Source material:
= = =

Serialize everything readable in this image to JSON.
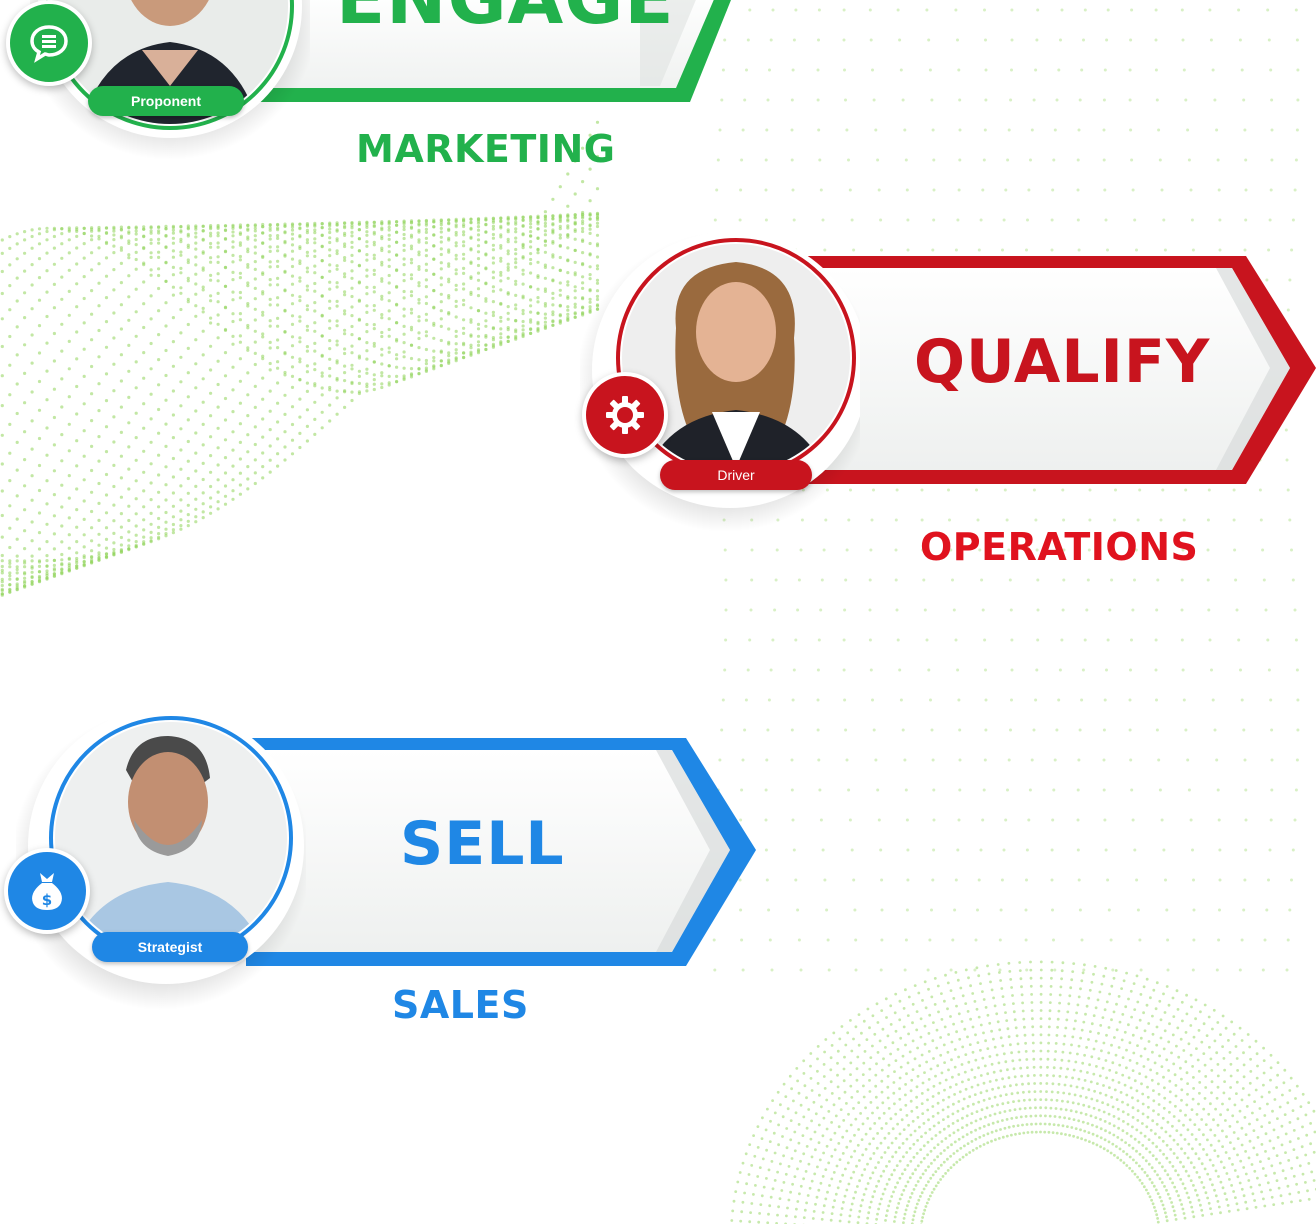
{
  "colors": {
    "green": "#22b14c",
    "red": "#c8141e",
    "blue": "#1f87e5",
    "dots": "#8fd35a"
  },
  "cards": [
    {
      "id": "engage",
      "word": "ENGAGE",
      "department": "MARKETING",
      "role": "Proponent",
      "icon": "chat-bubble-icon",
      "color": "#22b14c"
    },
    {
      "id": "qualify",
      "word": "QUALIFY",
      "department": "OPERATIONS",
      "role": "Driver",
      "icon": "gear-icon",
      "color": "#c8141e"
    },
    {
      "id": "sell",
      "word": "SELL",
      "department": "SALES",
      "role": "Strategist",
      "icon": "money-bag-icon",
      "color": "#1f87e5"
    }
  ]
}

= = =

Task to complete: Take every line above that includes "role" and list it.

Result of this exercise:
      "role": "Proponent",
      "role": "Driver",
      "role": "Strategist",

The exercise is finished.